Welcome new readers!
There are quite a few new readers to this blog, so I’d like to take a few moments to give you a summary of how I got to this point in documenting life how I do. December is a time I really reflect and looking back on this year, it’s been one of significant change.
This year I really focused on trying out new things to find what works the best for me. It turns out to be a blend of a Smash Album and traditional field journals for usually used for research with a dash of digital goodness tossed in. It took three years of searching for my style and system, but I think I can honestly say I’m now a fully hybrid scrapper – equally comfortable with paper and digital, but lean toward a simple style.
After five years of strictly digital, I stepped back from scrapbooking completely to search for what felt missing in my creations. I still documented life in my daily journaling and lurked in lots of places, looking for things that piqued my interest.

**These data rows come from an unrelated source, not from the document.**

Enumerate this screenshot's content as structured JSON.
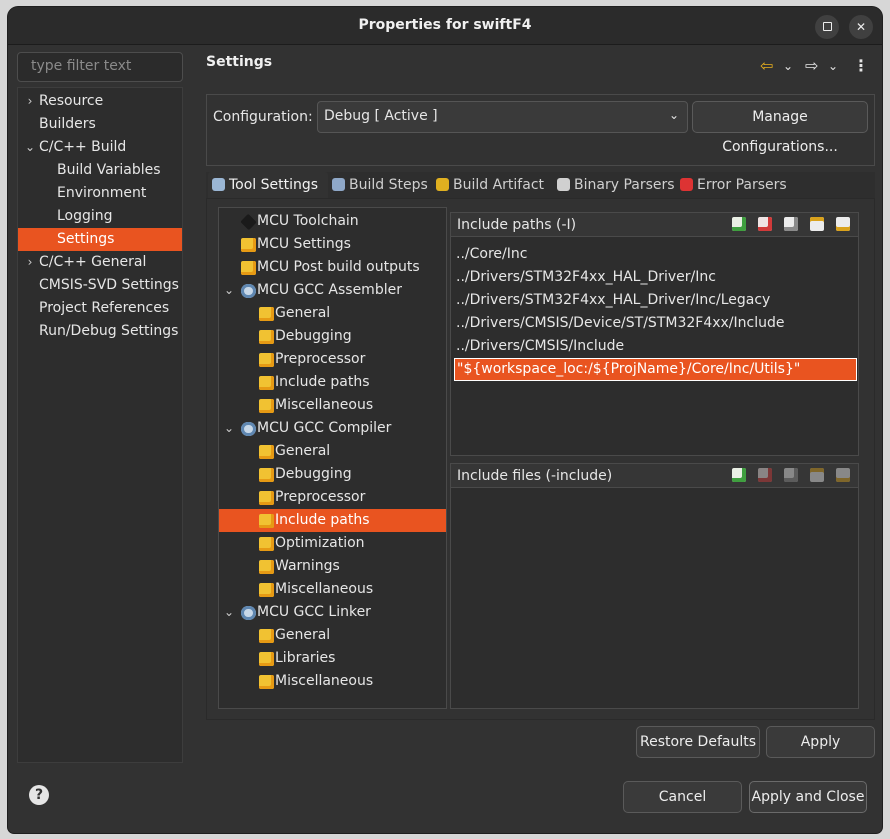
{
  "window": {
    "title": "Properties for swiftF4"
  },
  "filter": {
    "placeholder": "type filter text"
  },
  "nav": {
    "items": [
      {
        "label": "Resource",
        "chevron": ">",
        "depth": 0
      },
      {
        "label": "Builders",
        "chevron": "",
        "depth": 0
      },
      {
        "label": "C/C++ Build",
        "chevron": "v",
        "depth": 0
      },
      {
        "label": "Build Variables",
        "chevron": "",
        "depth": 1
      },
      {
        "label": "Environment",
        "chevron": "",
        "depth": 1
      },
      {
        "label": "Logging",
        "chevron": "",
        "depth": 1
      },
      {
        "label": "Settings",
        "chevron": "",
        "depth": 1,
        "selected": true
      },
      {
        "label": "C/C++ General",
        "chevron": ">",
        "depth": 0
      },
      {
        "label": "CMSIS-SVD Settings",
        "chevron": "",
        "depth": 0
      },
      {
        "label": "Project References",
        "chevron": "",
        "depth": 0
      },
      {
        "label": "Run/Debug Settings",
        "chevron": "",
        "depth": 0
      }
    ]
  },
  "settings": {
    "title": "Settings"
  },
  "config": {
    "label": "Configuration:",
    "value": "Debug  [ Active ]",
    "manage_label": "Manage Configurations..."
  },
  "tabs": [
    {
      "label": "Tool Settings",
      "icon": "gear-icon",
      "color": "#9ab6d4"
    },
    {
      "label": "Build Steps",
      "icon": "hammer-icon",
      "color": "#8fa8c8"
    },
    {
      "label": "Build Artifact",
      "icon": "trophy-icon",
      "color": "#e0b020"
    },
    {
      "label": "Binary Parsers",
      "icon": "binary-icon",
      "color": "#d0d0d0"
    },
    {
      "label": "Error Parsers",
      "icon": "error-icon",
      "color": "#d33"
    }
  ],
  "tooltree": {
    "items": [
      {
        "label": "MCU Toolchain",
        "indent": 0,
        "chevron": "",
        "icon": "chip"
      },
      {
        "label": "MCU Settings",
        "indent": 0,
        "chevron": "",
        "icon": "page"
      },
      {
        "label": "MCU Post build outputs",
        "indent": 0,
        "chevron": "",
        "icon": "page"
      },
      {
        "label": "MCU GCC Assembler",
        "indent": 0,
        "chevron": "v",
        "icon": "gear"
      },
      {
        "label": "General",
        "indent": 1,
        "chevron": "",
        "icon": "page"
      },
      {
        "label": "Debugging",
        "indent": 1,
        "chevron": "",
        "icon": "page"
      },
      {
        "label": "Preprocessor",
        "indent": 1,
        "chevron": "",
        "icon": "page"
      },
      {
        "label": "Include paths",
        "indent": 1,
        "chevron": "",
        "icon": "page"
      },
      {
        "label": "Miscellaneous",
        "indent": 1,
        "chevron": "",
        "icon": "page"
      },
      {
        "label": "MCU GCC Compiler",
        "indent": 0,
        "chevron": "v",
        "icon": "gear"
      },
      {
        "label": "General",
        "indent": 1,
        "chevron": "",
        "icon": "page"
      },
      {
        "label": "Debugging",
        "indent": 1,
        "chevron": "",
        "icon": "page"
      },
      {
        "label": "Preprocessor",
        "indent": 1,
        "chevron": "",
        "icon": "page"
      },
      {
        "label": "Include paths",
        "indent": 1,
        "chevron": "",
        "icon": "page",
        "selected": true
      },
      {
        "label": "Optimization",
        "indent": 1,
        "chevron": "",
        "icon": "page"
      },
      {
        "label": "Warnings",
        "indent": 1,
        "chevron": "",
        "icon": "page"
      },
      {
        "label": "Miscellaneous",
        "indent": 1,
        "chevron": "",
        "icon": "page"
      },
      {
        "label": "MCU GCC Linker",
        "indent": 0,
        "chevron": "v",
        "icon": "gear"
      },
      {
        "label": "General",
        "indent": 1,
        "chevron": "",
        "icon": "page"
      },
      {
        "label": "Libraries",
        "indent": 1,
        "chevron": "",
        "icon": "page"
      },
      {
        "label": "Miscellaneous",
        "indent": 1,
        "chevron": "",
        "icon": "page"
      }
    ]
  },
  "include_paths": {
    "title": "Include paths (-I)",
    "rows": [
      {
        "value": "../Core/Inc"
      },
      {
        "value": "../Drivers/STM32F4xx_HAL_Driver/Inc"
      },
      {
        "value": "../Drivers/STM32F4xx_HAL_Driver/Inc/Legacy"
      },
      {
        "value": "../Drivers/CMSIS/Device/ST/STM32F4xx/Include"
      },
      {
        "value": "../Drivers/CMSIS/Include"
      },
      {
        "value": "\"${workspace_loc:/${ProjName}/Core/Inc/Utils}\"",
        "selected": true
      }
    ]
  },
  "include_files": {
    "title": "Include files (-include)",
    "rows": []
  },
  "buttons": {
    "restore_defaults": "Restore Defaults",
    "apply": "Apply",
    "cancel": "Cancel",
    "apply_and_close": "Apply and Close"
  },
  "colors": {
    "accent": "#e95420",
    "background": "#323232"
  }
}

Looking through my digital pages, the nature theme recurred often – and I wanted to create a more cohesive system to document the nature around us.

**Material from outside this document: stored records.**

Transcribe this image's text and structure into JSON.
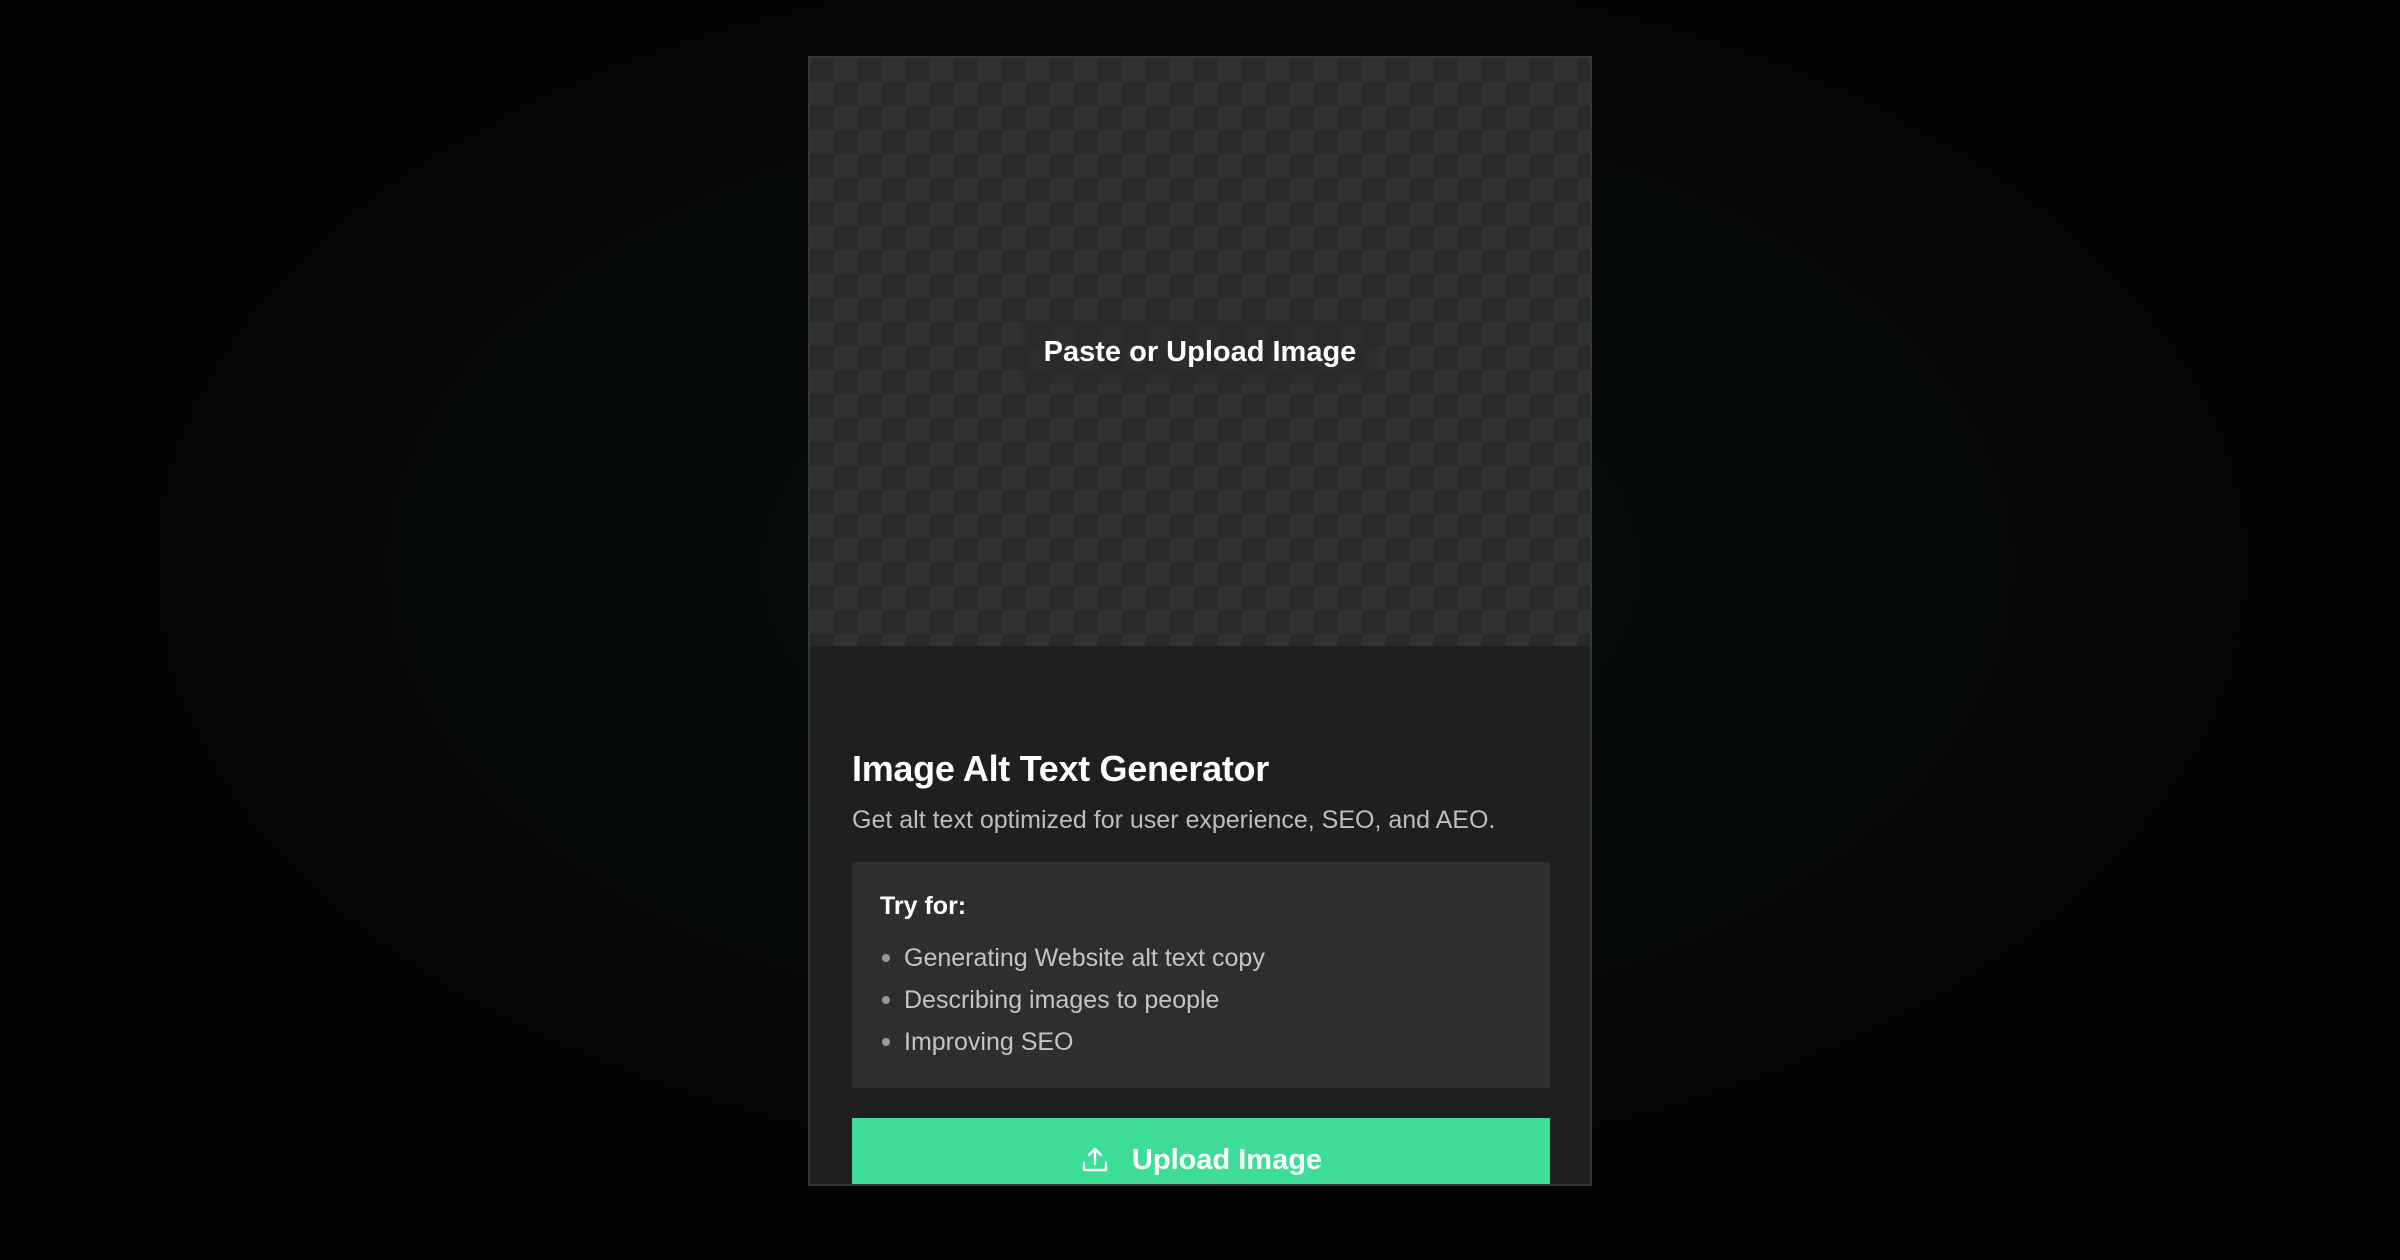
{
  "dropzone": {
    "label": "Paste or Upload Image"
  },
  "header": {
    "title": "Image Alt Text Generator",
    "subtitle": "Get alt text optimized for user experience, SEO, and AEO."
  },
  "tips": {
    "heading": "Try for:",
    "items": [
      {
        "label": "Generating Website alt text copy"
      },
      {
        "label": "Describing images to people"
      },
      {
        "label": "Improving SEO"
      }
    ]
  },
  "upload_button": {
    "label": "Upload Image",
    "icon": "upload-icon"
  },
  "colors": {
    "accent": "#3ddc97",
    "card": "#1f1f1f",
    "panel": "#2e2e2e"
  }
}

Intrigued by analog documentation, I looked to systems used in traditional Field Journals and research. I pulled ideas from the old, yet efficient, ledgers at Clerk and Recorder offices. I came across sites like this one from the Smithsonian and I studied how researchers keep up with the documentation of observations. The underlying question was always, “What part of this makes sense to add to how I want to document the nature around us and our life lived in a semi-rural area?”
I took classes and followed many scrapbooking and nature blogs. I gave Project Life an honest try and found the 12×12 size just unwieldy. As a digital scrapper, I scrapped mainly an 8×8 size. I like a smaller notebook. I’m glad I tried it out, though, because I’ve found ways to make my favorite parts of it (page protectors & small stories on cards) work in a smaller format, and am anxiously awaiting the Seafoam Core Kit to hit the Amazon shelves.
The biggest shift happened, though, when I committed to creating a travel scrapbook this summer for our Yellowstone trips. I went through Ali Edwards’ Scrapbook on the Road class, and simply watching her create in the video became a turning point for me.
In the end, nobody created the paper or binders I knew made up a part of my solution, so I had them created. To cut the cost, we bought in bulk and while I’m happy with a lifetime supply of paper and binders, my husband is happy that I agreed to open up a shop to sell some of them.
I’m excited about starting the system I think will cover all bases for me in January, and am having a ball taking the story approach to December Daily (rather than the daily focus).
Each week (ideally) I also do a Friday Phenology post (which should be up sometime today) about the nature observations for the week (or two), and often a short slideshow of the images from our wildlife camera trap. Right now, though, with the holidays really being an aspect of human phenology, that’s where my focus is.
Posts to help you learn more about The Field Journaling Method:
- The Field Journaling Approach Part 1: A bit about how this developed (reiterated somewhat in the post above)
- The Field Journaling Approach Part 2: Pulling pieces together
- The Field Journaling Method Part 3: Traditions